◆ **Brief**
Determine how many lines below contain the string "site" and give that number without anything else.
---
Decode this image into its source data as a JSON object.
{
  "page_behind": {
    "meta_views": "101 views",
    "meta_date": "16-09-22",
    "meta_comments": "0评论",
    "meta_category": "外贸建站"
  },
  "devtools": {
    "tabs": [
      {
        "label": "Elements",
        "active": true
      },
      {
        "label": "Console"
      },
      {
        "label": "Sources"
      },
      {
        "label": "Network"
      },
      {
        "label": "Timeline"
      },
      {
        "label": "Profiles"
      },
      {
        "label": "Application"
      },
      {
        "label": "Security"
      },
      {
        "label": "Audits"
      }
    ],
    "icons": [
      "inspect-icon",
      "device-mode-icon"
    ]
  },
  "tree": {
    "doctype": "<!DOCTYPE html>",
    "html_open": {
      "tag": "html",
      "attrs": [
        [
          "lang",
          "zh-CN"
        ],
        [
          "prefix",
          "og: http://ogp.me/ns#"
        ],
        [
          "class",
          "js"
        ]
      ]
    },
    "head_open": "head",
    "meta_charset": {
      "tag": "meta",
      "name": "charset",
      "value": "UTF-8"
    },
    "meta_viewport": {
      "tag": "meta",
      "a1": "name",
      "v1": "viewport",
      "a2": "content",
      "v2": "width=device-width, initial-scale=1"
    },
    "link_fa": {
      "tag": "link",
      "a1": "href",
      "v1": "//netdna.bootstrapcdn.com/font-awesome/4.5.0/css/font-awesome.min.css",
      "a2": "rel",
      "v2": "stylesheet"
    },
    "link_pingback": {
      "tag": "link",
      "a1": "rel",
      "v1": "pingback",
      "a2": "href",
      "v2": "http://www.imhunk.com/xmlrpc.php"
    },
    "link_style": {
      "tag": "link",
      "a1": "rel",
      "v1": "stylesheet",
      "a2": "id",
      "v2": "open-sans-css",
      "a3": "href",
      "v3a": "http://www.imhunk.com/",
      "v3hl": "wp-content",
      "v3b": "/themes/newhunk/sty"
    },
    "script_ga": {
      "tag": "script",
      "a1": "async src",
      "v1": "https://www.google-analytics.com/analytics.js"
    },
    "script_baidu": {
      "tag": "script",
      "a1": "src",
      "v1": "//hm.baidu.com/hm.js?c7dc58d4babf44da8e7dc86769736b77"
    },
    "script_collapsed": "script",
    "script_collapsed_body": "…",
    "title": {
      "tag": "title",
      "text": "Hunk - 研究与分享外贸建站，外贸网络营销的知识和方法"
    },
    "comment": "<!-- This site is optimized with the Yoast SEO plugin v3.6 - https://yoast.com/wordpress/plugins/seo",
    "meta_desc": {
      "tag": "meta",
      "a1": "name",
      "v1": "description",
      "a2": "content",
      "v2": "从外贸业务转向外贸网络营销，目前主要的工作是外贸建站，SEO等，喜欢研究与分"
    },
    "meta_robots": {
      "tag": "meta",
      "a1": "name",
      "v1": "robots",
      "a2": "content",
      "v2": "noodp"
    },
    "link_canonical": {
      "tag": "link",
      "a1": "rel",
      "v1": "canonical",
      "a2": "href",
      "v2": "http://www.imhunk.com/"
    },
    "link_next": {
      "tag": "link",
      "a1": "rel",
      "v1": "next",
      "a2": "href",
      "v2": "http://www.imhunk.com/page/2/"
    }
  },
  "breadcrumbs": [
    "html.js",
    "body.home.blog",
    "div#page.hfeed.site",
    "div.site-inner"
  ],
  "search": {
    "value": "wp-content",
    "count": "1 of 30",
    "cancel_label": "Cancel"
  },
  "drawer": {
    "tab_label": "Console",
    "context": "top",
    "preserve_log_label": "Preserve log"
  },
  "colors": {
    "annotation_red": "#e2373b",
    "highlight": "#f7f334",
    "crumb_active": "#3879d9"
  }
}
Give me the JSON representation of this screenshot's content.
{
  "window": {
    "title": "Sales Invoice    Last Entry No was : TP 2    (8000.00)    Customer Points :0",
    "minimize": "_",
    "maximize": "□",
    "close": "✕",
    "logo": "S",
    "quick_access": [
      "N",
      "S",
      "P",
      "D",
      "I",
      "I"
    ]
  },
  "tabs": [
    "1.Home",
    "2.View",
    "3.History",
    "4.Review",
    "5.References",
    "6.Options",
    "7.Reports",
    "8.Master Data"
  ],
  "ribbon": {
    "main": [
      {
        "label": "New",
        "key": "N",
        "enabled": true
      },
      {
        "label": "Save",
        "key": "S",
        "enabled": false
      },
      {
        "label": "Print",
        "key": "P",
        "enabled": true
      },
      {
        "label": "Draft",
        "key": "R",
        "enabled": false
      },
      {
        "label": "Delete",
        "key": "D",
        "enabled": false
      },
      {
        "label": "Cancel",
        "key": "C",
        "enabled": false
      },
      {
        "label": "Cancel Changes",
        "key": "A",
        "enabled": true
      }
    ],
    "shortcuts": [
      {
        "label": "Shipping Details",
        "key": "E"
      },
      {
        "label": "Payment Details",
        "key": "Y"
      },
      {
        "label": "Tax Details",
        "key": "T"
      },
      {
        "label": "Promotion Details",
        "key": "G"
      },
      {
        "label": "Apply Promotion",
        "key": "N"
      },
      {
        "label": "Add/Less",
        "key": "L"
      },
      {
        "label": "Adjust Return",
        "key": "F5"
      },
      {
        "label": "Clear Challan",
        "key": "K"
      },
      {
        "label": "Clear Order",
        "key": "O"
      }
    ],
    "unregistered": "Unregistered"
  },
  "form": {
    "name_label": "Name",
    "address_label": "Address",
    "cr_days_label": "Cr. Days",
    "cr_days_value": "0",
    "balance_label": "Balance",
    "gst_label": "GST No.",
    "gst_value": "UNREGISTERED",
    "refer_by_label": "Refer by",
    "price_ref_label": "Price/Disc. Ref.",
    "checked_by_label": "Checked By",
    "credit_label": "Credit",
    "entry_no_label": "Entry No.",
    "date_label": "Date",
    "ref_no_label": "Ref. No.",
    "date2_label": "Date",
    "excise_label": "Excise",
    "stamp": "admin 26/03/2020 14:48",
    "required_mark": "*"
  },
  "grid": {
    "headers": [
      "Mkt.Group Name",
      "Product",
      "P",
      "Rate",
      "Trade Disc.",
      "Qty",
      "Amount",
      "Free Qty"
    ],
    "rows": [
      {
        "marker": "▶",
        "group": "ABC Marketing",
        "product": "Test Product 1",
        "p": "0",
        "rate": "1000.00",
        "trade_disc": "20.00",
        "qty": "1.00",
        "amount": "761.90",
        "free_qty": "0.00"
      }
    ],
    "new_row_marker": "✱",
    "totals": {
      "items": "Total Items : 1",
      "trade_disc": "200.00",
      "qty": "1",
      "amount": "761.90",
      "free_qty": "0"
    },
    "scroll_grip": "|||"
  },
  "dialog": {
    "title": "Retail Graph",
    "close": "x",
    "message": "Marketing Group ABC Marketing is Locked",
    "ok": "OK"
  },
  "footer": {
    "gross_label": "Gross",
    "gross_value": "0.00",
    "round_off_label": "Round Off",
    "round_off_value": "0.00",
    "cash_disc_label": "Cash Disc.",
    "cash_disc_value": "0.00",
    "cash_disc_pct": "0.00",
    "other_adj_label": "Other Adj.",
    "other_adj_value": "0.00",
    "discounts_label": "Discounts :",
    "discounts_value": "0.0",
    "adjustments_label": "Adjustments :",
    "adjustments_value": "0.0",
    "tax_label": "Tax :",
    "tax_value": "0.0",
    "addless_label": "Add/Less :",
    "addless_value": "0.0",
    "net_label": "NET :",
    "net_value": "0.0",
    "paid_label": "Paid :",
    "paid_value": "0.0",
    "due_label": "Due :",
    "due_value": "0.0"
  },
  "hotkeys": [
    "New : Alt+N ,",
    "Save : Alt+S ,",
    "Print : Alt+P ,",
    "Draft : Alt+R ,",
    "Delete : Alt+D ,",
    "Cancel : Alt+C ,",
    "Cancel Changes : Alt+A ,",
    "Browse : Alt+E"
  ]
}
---
◆ **Reply to the task**
3